Now, aluminum reels, especially if it is a good alloy, are in general terms the best investment, given their durability, especially if they are given proper periodic maintenance. Prices range from moderate to exorbitant.

Reels of mixed materials, for example, graphite-aluminum, give good results for fishing in intermediate conditions.

Reels made of steel, copper and other metals are undoubtedly durable, but their weight prevents easy rolling of the equipment.

A small tip: the aluminum reels, in order to withstand the marine environment, must be tropicalized or at least very well anodized and after each use, they must be washed with abundant clear water and dried perfectly.

A good reel should have the following characteristics:

  • Make sure the coil shaft is not too thin.
  • The coil must not be too narrow.
  • It should have an exposed edge.
  • It must have an adequate number of ventilation holes.
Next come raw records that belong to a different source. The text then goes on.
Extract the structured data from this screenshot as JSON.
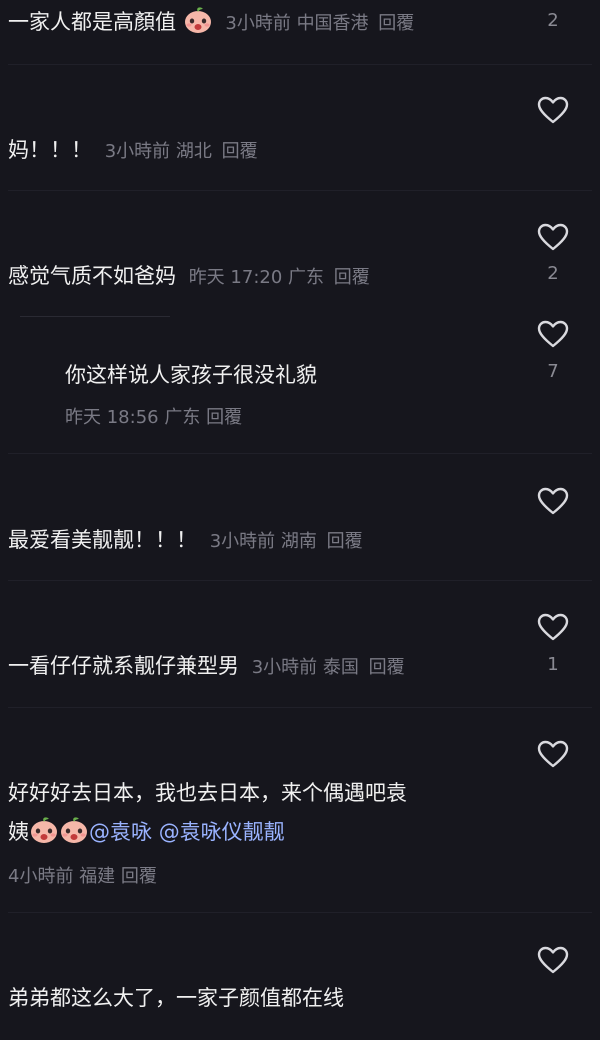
{
  "comments": [
    {
      "text": "一家人都是高顏值",
      "time": "3小時前",
      "location": "中国香港",
      "reply": "回覆",
      "likes": "2"
    },
    {
      "text": "妈！！！",
      "time": "3小時前",
      "location": "湖北",
      "reply": "回覆",
      "likes": ""
    },
    {
      "text": "感觉气质不如爸妈",
      "time": "昨天 17:20",
      "location": "广东",
      "reply": "回覆",
      "likes": "2"
    },
    {
      "text": "你这样说人家孩子很没礼貌",
      "time": "昨天 18:56",
      "location": "广东",
      "reply": "回覆",
      "likes": "7"
    },
    {
      "text": "最爱看美靓靓！！！",
      "time": "3小時前",
      "location": "湖南",
      "reply": "回覆",
      "likes": ""
    },
    {
      "text": "一看仔仔就系靓仔兼型男",
      "time": "3小時前",
      "location": "泰国",
      "reply": "回覆",
      "likes": "1"
    },
    {
      "text_line1": "好好好去日本，我也去日本，来个偶遇吧袁",
      "text_line2": "姨",
      "mention1": "@袁咏",
      "mention2": "@袁咏仪靓靓",
      "time": "4小時前",
      "location": "福建",
      "reply": "回覆",
      "likes": ""
    },
    {
      "text": "弟弟都这么大了，一家子颜值都在线",
      "likes": ""
    }
  ],
  "icons": {
    "like": "heart-outline-icon",
    "emoji": "peach-face-emoji"
  },
  "colors": {
    "background": "#16161d",
    "meta": "#7a7a85",
    "mention": "#9ab3ff"
  }
}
In the same way, the diameter of the holes must be proportionate.
  • The brake mechanism, whatever the system, must be strong and of a size proportional to the reel.

The Axis
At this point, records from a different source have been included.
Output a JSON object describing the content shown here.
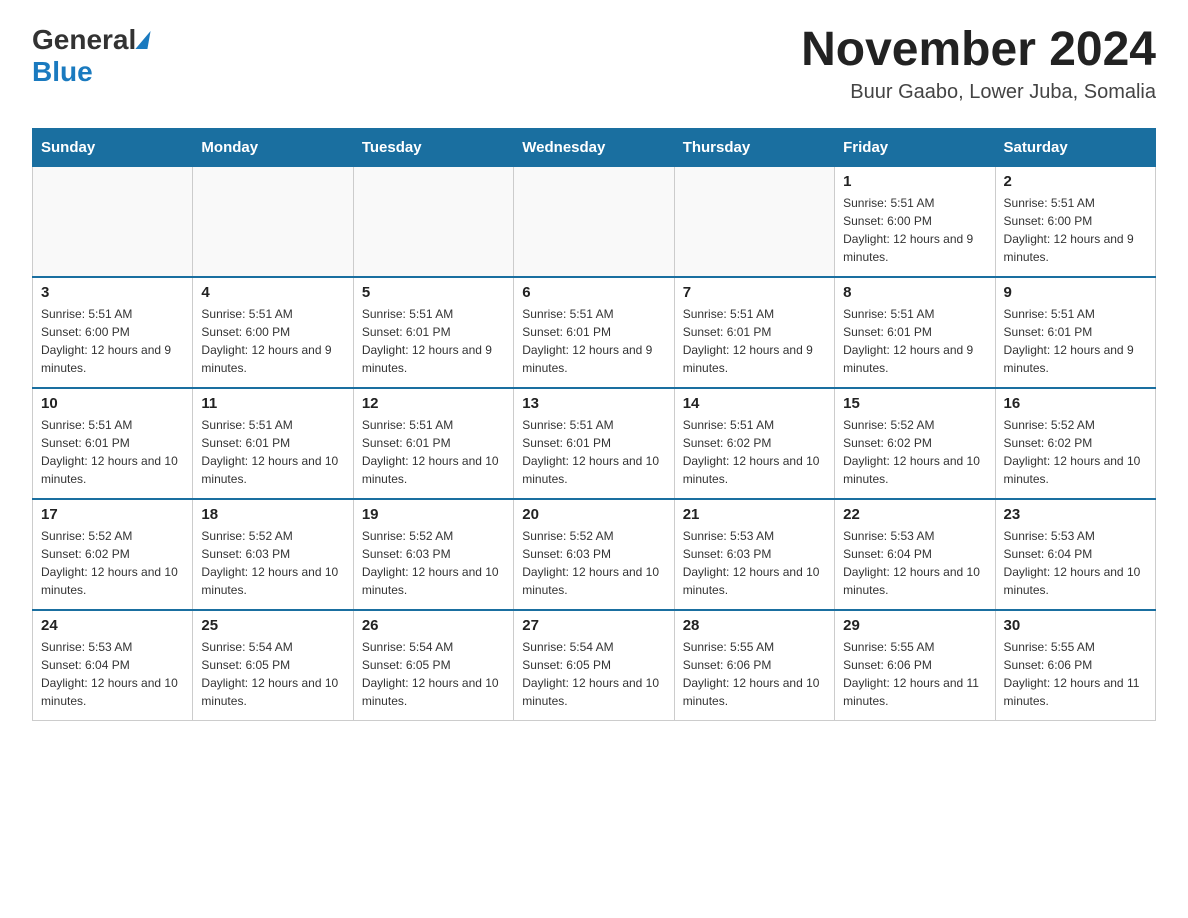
{
  "header": {
    "logo": {
      "general": "General",
      "blue": "Blue"
    },
    "title": "November 2024",
    "location": "Buur Gaabo, Lower Juba, Somalia"
  },
  "calendar": {
    "days_of_week": [
      "Sunday",
      "Monday",
      "Tuesday",
      "Wednesday",
      "Thursday",
      "Friday",
      "Saturday"
    ],
    "weeks": [
      {
        "days": [
          {
            "number": "",
            "info": ""
          },
          {
            "number": "",
            "info": ""
          },
          {
            "number": "",
            "info": ""
          },
          {
            "number": "",
            "info": ""
          },
          {
            "number": "",
            "info": ""
          },
          {
            "number": "1",
            "info": "Sunrise: 5:51 AM\nSunset: 6:00 PM\nDaylight: 12 hours and 9 minutes."
          },
          {
            "number": "2",
            "info": "Sunrise: 5:51 AM\nSunset: 6:00 PM\nDaylight: 12 hours and 9 minutes."
          }
        ]
      },
      {
        "days": [
          {
            "number": "3",
            "info": "Sunrise: 5:51 AM\nSunset: 6:00 PM\nDaylight: 12 hours and 9 minutes."
          },
          {
            "number": "4",
            "info": "Sunrise: 5:51 AM\nSunset: 6:00 PM\nDaylight: 12 hours and 9 minutes."
          },
          {
            "number": "5",
            "info": "Sunrise: 5:51 AM\nSunset: 6:01 PM\nDaylight: 12 hours and 9 minutes."
          },
          {
            "number": "6",
            "info": "Sunrise: 5:51 AM\nSunset: 6:01 PM\nDaylight: 12 hours and 9 minutes."
          },
          {
            "number": "7",
            "info": "Sunrise: 5:51 AM\nSunset: 6:01 PM\nDaylight: 12 hours and 9 minutes."
          },
          {
            "number": "8",
            "info": "Sunrise: 5:51 AM\nSunset: 6:01 PM\nDaylight: 12 hours and 9 minutes."
          },
          {
            "number": "9",
            "info": "Sunrise: 5:51 AM\nSunset: 6:01 PM\nDaylight: 12 hours and 9 minutes."
          }
        ]
      },
      {
        "days": [
          {
            "number": "10",
            "info": "Sunrise: 5:51 AM\nSunset: 6:01 PM\nDaylight: 12 hours and 10 minutes."
          },
          {
            "number": "11",
            "info": "Sunrise: 5:51 AM\nSunset: 6:01 PM\nDaylight: 12 hours and 10 minutes."
          },
          {
            "number": "12",
            "info": "Sunrise: 5:51 AM\nSunset: 6:01 PM\nDaylight: 12 hours and 10 minutes."
          },
          {
            "number": "13",
            "info": "Sunrise: 5:51 AM\nSunset: 6:01 PM\nDaylight: 12 hours and 10 minutes."
          },
          {
            "number": "14",
            "info": "Sunrise: 5:51 AM\nSunset: 6:02 PM\nDaylight: 12 hours and 10 minutes."
          },
          {
            "number": "15",
            "info": "Sunrise: 5:52 AM\nSunset: 6:02 PM\nDaylight: 12 hours and 10 minutes."
          },
          {
            "number": "16",
            "info": "Sunrise: 5:52 AM\nSunset: 6:02 PM\nDaylight: 12 hours and 10 minutes."
          }
        ]
      },
      {
        "days": [
          {
            "number": "17",
            "info": "Sunrise: 5:52 AM\nSunset: 6:02 PM\nDaylight: 12 hours and 10 minutes."
          },
          {
            "number": "18",
            "info": "Sunrise: 5:52 AM\nSunset: 6:03 PM\nDaylight: 12 hours and 10 minutes."
          },
          {
            "number": "19",
            "info": "Sunrise: 5:52 AM\nSunset: 6:03 PM\nDaylight: 12 hours and 10 minutes."
          },
          {
            "number": "20",
            "info": "Sunrise: 5:52 AM\nSunset: 6:03 PM\nDaylight: 12 hours and 10 minutes."
          },
          {
            "number": "21",
            "info": "Sunrise: 5:53 AM\nSunset: 6:03 PM\nDaylight: 12 hours and 10 minutes."
          },
          {
            "number": "22",
            "info": "Sunrise: 5:53 AM\nSunset: 6:04 PM\nDaylight: 12 hours and 10 minutes."
          },
          {
            "number": "23",
            "info": "Sunrise: 5:53 AM\nSunset: 6:04 PM\nDaylight: 12 hours and 10 minutes."
          }
        ]
      },
      {
        "days": [
          {
            "number": "24",
            "info": "Sunrise: 5:53 AM\nSunset: 6:04 PM\nDaylight: 12 hours and 10 minutes."
          },
          {
            "number": "25",
            "info": "Sunrise: 5:54 AM\nSunset: 6:05 PM\nDaylight: 12 hours and 10 minutes."
          },
          {
            "number": "26",
            "info": "Sunrise: 5:54 AM\nSunset: 6:05 PM\nDaylight: 12 hours and 10 minutes."
          },
          {
            "number": "27",
            "info": "Sunrise: 5:54 AM\nSunset: 6:05 PM\nDaylight: 12 hours and 10 minutes."
          },
          {
            "number": "28",
            "info": "Sunrise: 5:55 AM\nSunset: 6:06 PM\nDaylight: 12 hours and 10 minutes."
          },
          {
            "number": "29",
            "info": "Sunrise: 5:55 AM\nSunset: 6:06 PM\nDaylight: 12 hours and 11 minutes."
          },
          {
            "number": "30",
            "info": "Sunrise: 5:55 AM\nSunset: 6:06 PM\nDaylight: 12 hours and 11 minutes."
          }
        ]
      }
    ]
  }
}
A reel with a very thin spool has several disadvantages:

1) it will require more backing to balance the equipment but this will cause the full line to reach almost to the edge, which can damage it if it rubs against the supports.
2) If not so much backing is placed, then the line will form small curls that are difficult to break.
3) Many turns will be required to recover, especially if the whole line and/or part of the backing is removed.

Currently, the trend in reel design is to make the shaft as large as possible by making it wider. These reels are called “Large Arbor”.

Coil Width

A reel whose spool is too narrow must have edges with an excessive diameter, i.e. it will be over-dimensioned for a given line number. As mentioned in the previous section, the modern trend is to make wider reels, with very wide axles.

Exposed edge

If a reel has an exposed edge, it can be braked with the palm of the hand or with a finger; this technique is called “palming” and is very suitable in various circumstances, as the hand is the best automatic brake that can exist: the tension can be adjusted almost instantaneously. But to be really effective, you have to practice it.

Ventilation holes

To date, I have not seen any modern reel that doesn’t have these holes, (many old reels didn’t have them). The ventilation holes also serve to lighten the reel. It is necessary to pay attention that these holes are sufficient in quantity, well-distributed and of adequate size.

The Brakes

As noted above, the brake can range from a simple mechanism to prevent the reel from turning freely, to a true braking system, whatever mechanism the reel is equipped with, it should be solid and proportional to its size. Some time ago, I was given a set of three reels of identical design, but of different sizes.

Parts of a Fly Reel

The design of these reels complies with all the above-mentioned factors, except for the latter: they are all equipped with an identical mechanism, the same size needle, and tension spring; logically, only the diameter of the gear is different. The mechanism works wonderfully on the 5/6 reel but on the 3/4 reel it is very “powerful” while on the 8/9 reel it is “loose”.

Also, the adjusting cam has no stops so the knob turns and turns; it has no indication of which way to tighten, which coupled with the above failure, makes it quite difficult to adjust. The good thing is that, since it has an exposed edge, I adjust the brakes to the minimum and use my little finger to stop it when necessary.

Look at all the details of the finish, check the coil lock carefully: that it is easy to operate and that it really is a “lock”. And finally, look at what kind of design the body has, if it is totally closed or if it only has open supports. If this is the case, be careful, because when the body is not closed, the line can get stuck between the coil and some support.